> **Data for this exercise**
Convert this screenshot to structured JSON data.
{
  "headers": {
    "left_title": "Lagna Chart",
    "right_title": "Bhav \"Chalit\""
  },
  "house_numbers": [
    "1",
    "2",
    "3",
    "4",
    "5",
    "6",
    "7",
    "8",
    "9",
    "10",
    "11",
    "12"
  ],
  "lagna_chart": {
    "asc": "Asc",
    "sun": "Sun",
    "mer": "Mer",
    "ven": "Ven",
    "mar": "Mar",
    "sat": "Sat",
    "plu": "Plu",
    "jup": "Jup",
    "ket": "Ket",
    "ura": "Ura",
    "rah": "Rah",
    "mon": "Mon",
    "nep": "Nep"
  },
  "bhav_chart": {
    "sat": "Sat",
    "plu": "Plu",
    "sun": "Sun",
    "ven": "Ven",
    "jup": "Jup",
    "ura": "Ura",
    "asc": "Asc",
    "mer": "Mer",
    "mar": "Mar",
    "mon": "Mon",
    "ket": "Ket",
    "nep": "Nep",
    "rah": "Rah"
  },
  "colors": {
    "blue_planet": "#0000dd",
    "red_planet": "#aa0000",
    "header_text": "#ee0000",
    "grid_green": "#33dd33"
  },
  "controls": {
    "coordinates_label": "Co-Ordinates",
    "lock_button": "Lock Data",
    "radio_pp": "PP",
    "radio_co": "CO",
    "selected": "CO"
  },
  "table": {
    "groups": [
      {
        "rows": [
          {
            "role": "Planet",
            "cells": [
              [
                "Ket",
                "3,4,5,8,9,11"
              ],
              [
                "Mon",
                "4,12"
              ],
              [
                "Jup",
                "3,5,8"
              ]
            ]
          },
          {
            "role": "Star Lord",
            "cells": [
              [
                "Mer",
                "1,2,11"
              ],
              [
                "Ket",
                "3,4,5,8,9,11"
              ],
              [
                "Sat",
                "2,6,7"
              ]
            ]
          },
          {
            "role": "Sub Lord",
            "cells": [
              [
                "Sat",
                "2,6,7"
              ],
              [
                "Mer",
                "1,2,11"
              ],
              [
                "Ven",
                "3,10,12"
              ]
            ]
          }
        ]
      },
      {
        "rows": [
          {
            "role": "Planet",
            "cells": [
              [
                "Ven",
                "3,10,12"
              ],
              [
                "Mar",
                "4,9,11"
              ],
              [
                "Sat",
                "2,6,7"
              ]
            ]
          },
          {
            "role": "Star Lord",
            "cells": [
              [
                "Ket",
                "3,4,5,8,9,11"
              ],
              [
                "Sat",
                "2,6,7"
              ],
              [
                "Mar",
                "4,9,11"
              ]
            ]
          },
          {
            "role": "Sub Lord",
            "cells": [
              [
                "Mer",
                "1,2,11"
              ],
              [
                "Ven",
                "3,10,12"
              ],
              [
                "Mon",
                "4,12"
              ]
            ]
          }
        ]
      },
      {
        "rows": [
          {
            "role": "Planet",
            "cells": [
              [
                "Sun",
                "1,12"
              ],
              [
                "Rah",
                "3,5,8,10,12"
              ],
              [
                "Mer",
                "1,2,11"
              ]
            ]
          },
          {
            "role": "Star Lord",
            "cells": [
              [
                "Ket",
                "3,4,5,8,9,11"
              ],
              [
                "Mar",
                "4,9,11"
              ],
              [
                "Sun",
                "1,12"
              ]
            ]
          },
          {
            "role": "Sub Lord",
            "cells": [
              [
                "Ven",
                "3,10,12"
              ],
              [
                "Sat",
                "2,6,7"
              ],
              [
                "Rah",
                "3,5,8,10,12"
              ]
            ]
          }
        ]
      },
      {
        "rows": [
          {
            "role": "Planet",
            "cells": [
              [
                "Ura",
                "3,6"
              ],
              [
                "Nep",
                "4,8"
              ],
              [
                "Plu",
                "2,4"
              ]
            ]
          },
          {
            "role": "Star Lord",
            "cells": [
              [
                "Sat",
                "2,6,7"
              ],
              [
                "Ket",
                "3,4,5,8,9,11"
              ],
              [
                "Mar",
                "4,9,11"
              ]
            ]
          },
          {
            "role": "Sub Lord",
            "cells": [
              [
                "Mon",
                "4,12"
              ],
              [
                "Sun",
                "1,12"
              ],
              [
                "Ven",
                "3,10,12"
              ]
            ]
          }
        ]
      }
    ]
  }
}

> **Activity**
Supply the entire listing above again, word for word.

> **Expected answer**
Convert this screenshot to structured JSON data.
{
  "headers": {
    "left_title": "Lagna Chart",
    "right_title": "Bhav \"Chalit\""
  },
  "house_numbers": [
    "1",
    "2",
    "3",
    "4",
    "5",
    "6",
    "7",
    "8",
    "9",
    "10",
    "11",
    "12"
  ],
  "lagna_chart": {
    "asc": "Asc",
    "sun": "Sun",
    "mer": "Mer",
    "ven": "Ven",
    "mar": "Mar",
    "sat": "Sat",
    "plu": "Plu",
    "jup": "Jup",
    "ket": "Ket",
    "ura": "Ura",
    "rah": "Rah",
    "mon": "Mon",
    "nep": "Nep"
  },
  "bhav_chart": {
    "sat": "Sat",
    "plu": "Plu",
    "sun": "Sun",
    "ven": "Ven",
    "jup": "Jup",
    "ura": "Ura",
    "asc": "Asc",
    "mer": "Mer",
    "mar": "Mar",
    "mon": "Mon",
    "ket": "Ket",
    "nep": "Nep",
    "rah": "Rah"
  },
  "colors": {
    "blue_planet": "#0000dd",
    "red_planet": "#aa0000",
    "header_text": "#ee0000",
    "grid_green": "#33dd33"
  },
  "controls": {
    "coordinates_label": "Co-Ordinates",
    "lock_button": "Lock Data",
    "radio_pp": "PP",
    "radio_co": "CO",
    "selected": "CO"
  },
  "table": {
    "groups": [
      {
        "rows": [
          {
            "role": "Planet",
            "cells": [
              [
                "Ket",
                "3,4,5,8,9,11"
              ],
              [
                "Mon",
                "4,12"
              ],
              [
                "Jup",
                "3,5,8"
              ]
            ]
          },
          {
            "role": "Star Lord",
            "cells": [
              [
                "Mer",
                "1,2,11"
              ],
              [
                "Ket",
                "3,4,5,8,9,11"
              ],
              [
                "Sat",
                "2,6,7"
              ]
            ]
          },
          {
            "role": "Sub Lord",
            "cells": [
              [
                "Sat",
                "2,6,7"
              ],
              [
                "Mer",
                "1,2,11"
              ],
              [
                "Ven",
                "3,10,12"
              ]
            ]
          }
        ]
      },
      {
        "rows": [
          {
            "role": "Planet",
            "cells": [
              [
                "Ven",
                "3,10,12"
              ],
              [
                "Mar",
                "4,9,11"
              ],
              [
                "Sat",
                "2,6,7"
              ]
            ]
          },
          {
            "role": "Star Lord",
            "cells": [
              [
                "Ket",
                "3,4,5,8,9,11"
              ],
              [
                "Sat",
                "2,6,7"
              ],
              [
                "Mar",
                "4,9,11"
              ]
            ]
          },
          {
            "role": "Sub Lord",
            "cells": [
              [
                "Mer",
                "1,2,11"
              ],
              [
                "Ven",
                "3,10,12"
              ],
              [
                "Mon",
                "4,12"
              ]
            ]
          }
        ]
      },
      {
        "rows": [
          {
            "role": "Planet",
            "cells": [
              [
                "Sun",
                "1,12"
              ],
              [
                "Rah",
                "3,5,8,10,12"
              ],
              [
                "Mer",
                "1,2,11"
              ]
            ]
          },
          {
            "role": "Star Lord",
            "cells": [
              [
                "Ket",
                "3,4,5,8,9,11"
              ],
              [
                "Mar",
                "4,9,11"
              ],
              [
                "Sun",
                "1,12"
              ]
            ]
          },
          {
            "role": "Sub Lord",
            "cells": [
              [
                "Ven",
                "3,10,12"
              ],
              [
                "Sat",
                "2,6,7"
              ],
              [
                "Rah",
                "3,5,8,10,12"
              ]
            ]
          }
        ]
      },
      {
        "rows": [
          {
            "role": "Planet",
            "cells": [
              [
                "Ura",
                "3,6"
              ],
              [
                "Nep",
                "4,8"
              ],
              [
                "Plu",
                "2,4"
              ]
            ]
          },
          {
            "role": "Star Lord",
            "cells": [
              [
                "Sat",
                "2,6,7"
              ],
              [
                "Ket",
                "3,4,5,8,9,11"
              ],
              [
                "Mar",
                "4,9,11"
              ]
            ]
          },
          {
            "role": "Sub Lord",
            "cells": [
              [
                "Mon",
                "4,12"
              ],
              [
                "Sun",
                "1,12"
              ],
              [
                "Ven",
                "3,10,12"
              ]
            ]
          }
        ]
      }
    ]
  }
}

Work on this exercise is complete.